Also, in the petition for the extension of the measure of restraint, the prosecution once again incorrectly quotes the decisions of the ECtHR and does not link it with its arguments.
The prosecutor referred to § 58 of the ECtHR Judgment in the case of “Bekchiev v. Moldova”, pointing out that the risk of escape is assessed in the context of factors related to character, morality, place of residence, occupation, property status, family ties and all types of ties in the country.
At the same time, in the same decision and in the same paragraph, the court indicated that the expectation of a harsh sentence and the weight of evidence may be appropriate, but they are not decisive, and the possibility of obtaining guarantees can be used to compensate for any risk (“Neumeister v. Austria” § 10 ).
ISHR experts have been monitoring this trial since 2017, which gives us the right to conclude that the measure of restraint will be automatically extended and that there are no real facts that would confirm the risks. Petitions to the defense are handed in immediately before the hearing, and the reasoning about the advisability of extending the detention often does not meet the requirements of the Criminal Procedure Code. In addition, in this context, one can recall that earlier, when the observer asked the prosecutor about why the prosecution did not support the risks with any justifications and did not try to reasonably explain why no other, softer measure of restraint could be applied, the prosecutor, who, on this stage is a member of the group of prosecutors in the case of A. Melnik and others, said (literally) that for this court it is enough. That certainly casts doubt on the objectivity of the trial.
The defense referred to the formal nature of the prosecutor’s request to extend the measure of restraint. As well as unconfirmed risks by actual circumstances. In addition, in the opinion of the defense, reasonable time limits were violated.
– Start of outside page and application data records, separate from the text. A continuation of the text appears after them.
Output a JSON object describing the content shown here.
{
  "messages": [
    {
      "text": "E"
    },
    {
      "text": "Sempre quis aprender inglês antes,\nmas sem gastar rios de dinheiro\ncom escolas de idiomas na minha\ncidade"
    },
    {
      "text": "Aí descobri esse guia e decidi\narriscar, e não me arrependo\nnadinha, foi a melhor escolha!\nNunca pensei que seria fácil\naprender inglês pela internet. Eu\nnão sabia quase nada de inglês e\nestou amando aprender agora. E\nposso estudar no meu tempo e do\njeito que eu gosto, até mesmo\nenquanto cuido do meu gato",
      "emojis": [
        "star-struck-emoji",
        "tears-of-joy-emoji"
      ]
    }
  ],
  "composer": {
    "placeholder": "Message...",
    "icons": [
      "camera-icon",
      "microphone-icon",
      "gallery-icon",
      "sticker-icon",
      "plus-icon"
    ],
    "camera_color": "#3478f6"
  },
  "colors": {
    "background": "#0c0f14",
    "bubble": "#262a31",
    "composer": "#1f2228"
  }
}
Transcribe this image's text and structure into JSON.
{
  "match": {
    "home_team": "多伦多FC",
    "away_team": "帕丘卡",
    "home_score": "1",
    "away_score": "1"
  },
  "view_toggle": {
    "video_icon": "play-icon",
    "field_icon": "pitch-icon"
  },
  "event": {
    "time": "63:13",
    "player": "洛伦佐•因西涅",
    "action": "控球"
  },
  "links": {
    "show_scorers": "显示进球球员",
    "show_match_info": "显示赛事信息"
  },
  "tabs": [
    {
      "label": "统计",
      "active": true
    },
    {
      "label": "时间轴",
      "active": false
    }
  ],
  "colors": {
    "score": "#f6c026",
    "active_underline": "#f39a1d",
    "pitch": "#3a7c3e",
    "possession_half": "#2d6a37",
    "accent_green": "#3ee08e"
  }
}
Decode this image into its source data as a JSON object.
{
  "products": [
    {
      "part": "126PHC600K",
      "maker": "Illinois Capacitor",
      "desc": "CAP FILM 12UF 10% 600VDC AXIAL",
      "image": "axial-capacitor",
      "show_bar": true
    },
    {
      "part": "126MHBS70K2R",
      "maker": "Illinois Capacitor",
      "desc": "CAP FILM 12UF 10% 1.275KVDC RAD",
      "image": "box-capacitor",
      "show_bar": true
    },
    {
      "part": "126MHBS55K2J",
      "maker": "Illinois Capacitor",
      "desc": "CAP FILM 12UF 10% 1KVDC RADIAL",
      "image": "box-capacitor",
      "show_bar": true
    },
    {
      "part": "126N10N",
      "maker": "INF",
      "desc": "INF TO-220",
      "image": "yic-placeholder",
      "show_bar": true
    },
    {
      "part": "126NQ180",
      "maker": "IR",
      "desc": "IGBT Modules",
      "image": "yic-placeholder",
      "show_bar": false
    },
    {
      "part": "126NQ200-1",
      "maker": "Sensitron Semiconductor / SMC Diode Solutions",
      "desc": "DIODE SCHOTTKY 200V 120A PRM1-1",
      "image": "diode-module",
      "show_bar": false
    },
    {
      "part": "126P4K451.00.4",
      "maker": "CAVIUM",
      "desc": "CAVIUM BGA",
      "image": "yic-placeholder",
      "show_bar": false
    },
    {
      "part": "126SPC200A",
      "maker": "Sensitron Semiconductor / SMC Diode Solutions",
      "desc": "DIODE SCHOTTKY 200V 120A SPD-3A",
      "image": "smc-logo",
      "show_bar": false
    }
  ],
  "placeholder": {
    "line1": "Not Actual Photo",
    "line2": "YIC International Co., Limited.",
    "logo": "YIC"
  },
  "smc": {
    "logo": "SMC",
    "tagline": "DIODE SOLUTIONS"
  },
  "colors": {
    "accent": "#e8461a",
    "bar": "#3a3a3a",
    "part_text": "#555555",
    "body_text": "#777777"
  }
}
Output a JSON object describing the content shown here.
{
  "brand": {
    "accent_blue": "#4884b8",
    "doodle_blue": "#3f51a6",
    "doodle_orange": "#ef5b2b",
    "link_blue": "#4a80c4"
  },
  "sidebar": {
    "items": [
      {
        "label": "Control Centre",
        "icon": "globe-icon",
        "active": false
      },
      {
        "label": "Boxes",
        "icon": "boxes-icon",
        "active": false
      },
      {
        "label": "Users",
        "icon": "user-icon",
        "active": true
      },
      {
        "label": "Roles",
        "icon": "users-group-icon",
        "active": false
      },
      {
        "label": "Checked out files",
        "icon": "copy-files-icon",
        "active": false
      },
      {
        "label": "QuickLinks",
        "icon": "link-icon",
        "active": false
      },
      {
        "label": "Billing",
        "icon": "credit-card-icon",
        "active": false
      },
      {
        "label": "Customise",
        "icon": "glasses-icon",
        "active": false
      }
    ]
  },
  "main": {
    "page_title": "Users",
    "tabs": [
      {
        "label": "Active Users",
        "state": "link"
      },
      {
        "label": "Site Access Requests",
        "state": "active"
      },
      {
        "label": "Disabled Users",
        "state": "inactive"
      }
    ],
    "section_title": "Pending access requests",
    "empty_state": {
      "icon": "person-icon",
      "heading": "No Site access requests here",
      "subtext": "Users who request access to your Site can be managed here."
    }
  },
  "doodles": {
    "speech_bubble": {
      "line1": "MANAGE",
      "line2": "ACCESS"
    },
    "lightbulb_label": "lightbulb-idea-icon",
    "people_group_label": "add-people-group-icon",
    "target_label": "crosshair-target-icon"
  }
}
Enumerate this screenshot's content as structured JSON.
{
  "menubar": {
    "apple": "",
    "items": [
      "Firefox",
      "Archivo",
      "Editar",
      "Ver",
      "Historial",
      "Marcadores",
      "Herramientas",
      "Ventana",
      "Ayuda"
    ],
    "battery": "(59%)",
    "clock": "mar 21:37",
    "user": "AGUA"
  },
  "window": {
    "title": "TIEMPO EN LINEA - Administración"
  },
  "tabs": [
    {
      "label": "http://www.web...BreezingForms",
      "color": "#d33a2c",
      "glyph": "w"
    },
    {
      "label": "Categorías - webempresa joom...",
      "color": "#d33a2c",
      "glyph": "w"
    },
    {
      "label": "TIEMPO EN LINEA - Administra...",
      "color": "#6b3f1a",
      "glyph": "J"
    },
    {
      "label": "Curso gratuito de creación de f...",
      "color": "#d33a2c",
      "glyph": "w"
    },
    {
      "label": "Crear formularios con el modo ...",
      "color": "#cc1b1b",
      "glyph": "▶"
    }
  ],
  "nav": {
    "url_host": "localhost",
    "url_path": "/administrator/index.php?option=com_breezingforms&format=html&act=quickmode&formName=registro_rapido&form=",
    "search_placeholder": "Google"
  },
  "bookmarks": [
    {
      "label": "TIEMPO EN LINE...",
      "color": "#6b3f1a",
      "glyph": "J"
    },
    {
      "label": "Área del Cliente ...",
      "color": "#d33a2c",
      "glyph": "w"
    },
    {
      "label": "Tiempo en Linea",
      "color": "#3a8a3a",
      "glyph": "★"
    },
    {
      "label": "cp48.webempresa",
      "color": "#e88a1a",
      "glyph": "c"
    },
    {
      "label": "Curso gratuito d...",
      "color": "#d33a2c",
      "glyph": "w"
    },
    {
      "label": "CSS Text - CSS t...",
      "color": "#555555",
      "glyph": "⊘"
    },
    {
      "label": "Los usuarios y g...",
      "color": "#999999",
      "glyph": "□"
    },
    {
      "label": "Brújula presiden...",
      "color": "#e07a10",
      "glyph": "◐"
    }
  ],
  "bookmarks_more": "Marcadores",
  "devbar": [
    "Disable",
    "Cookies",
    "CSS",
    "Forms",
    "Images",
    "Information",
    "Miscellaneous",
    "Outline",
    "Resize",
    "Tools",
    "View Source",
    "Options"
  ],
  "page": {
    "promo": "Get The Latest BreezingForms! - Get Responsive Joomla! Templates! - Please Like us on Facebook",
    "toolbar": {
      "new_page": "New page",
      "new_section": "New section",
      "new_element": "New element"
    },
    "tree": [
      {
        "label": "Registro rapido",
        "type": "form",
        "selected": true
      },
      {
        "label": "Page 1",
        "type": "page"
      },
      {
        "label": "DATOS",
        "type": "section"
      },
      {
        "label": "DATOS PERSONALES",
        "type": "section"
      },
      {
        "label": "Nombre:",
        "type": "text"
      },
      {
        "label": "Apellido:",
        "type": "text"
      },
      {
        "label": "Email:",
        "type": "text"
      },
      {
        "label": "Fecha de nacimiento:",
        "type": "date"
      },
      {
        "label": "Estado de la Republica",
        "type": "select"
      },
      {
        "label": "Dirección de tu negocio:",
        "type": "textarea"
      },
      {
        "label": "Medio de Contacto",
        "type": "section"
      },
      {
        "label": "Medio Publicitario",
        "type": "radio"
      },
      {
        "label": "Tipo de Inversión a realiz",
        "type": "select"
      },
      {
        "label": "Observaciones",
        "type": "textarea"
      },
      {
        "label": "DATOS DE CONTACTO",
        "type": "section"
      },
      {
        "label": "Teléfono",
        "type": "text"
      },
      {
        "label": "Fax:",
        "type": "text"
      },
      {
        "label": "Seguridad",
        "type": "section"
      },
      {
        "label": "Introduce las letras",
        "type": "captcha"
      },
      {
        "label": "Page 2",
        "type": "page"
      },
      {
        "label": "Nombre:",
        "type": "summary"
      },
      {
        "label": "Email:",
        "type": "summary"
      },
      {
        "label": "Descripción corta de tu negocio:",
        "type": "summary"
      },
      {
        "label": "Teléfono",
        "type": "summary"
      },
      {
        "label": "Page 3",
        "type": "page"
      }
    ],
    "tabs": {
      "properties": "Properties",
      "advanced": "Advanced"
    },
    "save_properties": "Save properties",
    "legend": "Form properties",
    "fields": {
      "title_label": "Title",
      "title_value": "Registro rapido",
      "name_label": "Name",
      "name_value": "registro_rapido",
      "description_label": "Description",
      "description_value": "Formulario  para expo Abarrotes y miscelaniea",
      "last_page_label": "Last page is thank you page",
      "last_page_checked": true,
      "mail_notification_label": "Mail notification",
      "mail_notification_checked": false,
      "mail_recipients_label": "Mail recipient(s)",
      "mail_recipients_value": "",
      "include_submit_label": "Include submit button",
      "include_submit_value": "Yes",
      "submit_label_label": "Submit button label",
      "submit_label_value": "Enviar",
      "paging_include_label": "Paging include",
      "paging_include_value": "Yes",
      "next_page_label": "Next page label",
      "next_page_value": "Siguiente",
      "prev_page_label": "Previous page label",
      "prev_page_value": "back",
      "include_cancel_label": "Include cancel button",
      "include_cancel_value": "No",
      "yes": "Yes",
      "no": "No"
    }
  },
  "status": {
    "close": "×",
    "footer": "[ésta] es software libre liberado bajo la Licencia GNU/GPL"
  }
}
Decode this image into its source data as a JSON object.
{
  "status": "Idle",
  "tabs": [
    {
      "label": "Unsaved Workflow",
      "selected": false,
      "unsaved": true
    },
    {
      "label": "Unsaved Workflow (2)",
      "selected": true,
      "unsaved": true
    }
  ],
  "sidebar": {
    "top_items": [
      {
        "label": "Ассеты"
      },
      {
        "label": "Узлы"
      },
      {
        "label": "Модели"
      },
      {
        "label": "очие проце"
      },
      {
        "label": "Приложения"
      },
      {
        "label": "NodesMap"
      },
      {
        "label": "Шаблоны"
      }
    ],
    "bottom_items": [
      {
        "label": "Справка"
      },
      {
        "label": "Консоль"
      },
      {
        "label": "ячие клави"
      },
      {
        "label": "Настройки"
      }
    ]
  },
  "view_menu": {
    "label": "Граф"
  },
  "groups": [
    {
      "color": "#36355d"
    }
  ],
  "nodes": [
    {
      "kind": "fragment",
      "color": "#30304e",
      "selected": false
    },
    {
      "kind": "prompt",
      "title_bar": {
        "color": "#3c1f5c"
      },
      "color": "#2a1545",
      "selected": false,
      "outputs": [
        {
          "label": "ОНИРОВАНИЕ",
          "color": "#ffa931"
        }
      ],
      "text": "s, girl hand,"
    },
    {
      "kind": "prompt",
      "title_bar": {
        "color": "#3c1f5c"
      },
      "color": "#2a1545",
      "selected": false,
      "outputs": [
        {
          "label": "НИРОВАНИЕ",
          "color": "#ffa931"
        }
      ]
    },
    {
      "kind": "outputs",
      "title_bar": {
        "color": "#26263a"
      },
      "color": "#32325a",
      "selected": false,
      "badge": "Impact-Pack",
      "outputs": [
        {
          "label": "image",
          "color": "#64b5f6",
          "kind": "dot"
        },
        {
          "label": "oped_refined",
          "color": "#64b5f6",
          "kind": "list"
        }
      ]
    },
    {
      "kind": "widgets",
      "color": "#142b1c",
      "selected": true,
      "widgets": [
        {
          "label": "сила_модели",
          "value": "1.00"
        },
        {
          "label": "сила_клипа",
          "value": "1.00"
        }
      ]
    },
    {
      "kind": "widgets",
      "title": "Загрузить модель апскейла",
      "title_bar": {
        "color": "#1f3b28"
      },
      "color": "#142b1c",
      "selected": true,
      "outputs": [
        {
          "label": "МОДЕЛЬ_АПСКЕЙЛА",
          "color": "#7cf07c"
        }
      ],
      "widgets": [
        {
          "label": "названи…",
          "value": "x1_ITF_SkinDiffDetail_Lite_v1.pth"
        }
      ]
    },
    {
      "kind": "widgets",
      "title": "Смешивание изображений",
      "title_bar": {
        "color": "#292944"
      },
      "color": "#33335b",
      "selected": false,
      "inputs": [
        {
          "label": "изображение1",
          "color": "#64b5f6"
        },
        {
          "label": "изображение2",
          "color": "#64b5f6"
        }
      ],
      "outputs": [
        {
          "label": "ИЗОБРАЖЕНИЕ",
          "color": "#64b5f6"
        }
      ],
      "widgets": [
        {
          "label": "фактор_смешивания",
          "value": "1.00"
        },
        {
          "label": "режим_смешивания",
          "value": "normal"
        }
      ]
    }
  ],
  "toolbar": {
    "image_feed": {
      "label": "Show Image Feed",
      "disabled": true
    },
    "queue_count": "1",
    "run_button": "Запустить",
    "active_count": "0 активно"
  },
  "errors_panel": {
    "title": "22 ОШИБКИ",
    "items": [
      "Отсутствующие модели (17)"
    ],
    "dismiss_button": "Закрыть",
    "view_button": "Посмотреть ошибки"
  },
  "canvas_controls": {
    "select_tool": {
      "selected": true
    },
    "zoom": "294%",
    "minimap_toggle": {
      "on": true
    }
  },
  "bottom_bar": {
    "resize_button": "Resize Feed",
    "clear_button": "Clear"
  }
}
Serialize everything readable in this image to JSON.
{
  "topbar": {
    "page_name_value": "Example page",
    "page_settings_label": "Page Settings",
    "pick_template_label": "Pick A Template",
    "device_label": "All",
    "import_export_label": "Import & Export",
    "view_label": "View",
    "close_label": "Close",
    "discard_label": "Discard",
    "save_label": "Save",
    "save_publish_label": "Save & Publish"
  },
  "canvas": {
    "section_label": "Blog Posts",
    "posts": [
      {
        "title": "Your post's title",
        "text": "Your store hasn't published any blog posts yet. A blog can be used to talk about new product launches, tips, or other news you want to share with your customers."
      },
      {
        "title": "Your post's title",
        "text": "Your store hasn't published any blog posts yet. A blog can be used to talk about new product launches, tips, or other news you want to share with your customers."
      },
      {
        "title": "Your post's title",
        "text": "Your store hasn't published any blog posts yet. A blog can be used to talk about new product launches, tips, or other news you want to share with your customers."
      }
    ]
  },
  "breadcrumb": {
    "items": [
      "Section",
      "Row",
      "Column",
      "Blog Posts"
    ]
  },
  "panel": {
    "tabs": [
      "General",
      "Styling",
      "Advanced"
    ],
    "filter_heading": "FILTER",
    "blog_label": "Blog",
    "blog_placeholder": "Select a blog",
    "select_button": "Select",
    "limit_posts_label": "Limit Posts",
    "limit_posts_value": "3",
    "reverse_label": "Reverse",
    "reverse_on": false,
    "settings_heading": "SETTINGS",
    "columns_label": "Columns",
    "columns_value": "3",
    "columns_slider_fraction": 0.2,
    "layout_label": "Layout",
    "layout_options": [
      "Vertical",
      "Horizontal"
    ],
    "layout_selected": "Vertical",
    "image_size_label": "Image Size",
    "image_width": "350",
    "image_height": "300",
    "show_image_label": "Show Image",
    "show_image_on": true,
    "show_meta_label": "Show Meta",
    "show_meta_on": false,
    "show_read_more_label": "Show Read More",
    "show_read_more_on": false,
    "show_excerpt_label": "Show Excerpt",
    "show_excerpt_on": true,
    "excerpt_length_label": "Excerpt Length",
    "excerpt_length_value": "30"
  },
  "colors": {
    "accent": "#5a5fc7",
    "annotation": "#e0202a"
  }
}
Detention in custody for more than 5 years, based on the case law of the ECtHR, is a violation of reasonable time limits. In § 9 of the ECtHR case “Levchenko and Others v. Ukraine” (which, as we have repeatedly indicated, includes the case of one of the previously accused in this case – “Pasichny v. Ukraine”), the court, having considered all available materials, decided that in this case the duration of the applicants’ detention was excessive.
It should be noted that the International Society for Human Rights asked the court to broadcast the court session from 06.02.2020 and 06.03.2020. The Gadyatsky District Court provided the broadcast. The ISHR is grateful for the openness of the court before the human rights community.
The International Society for Human Rights will continue to monitor this trial.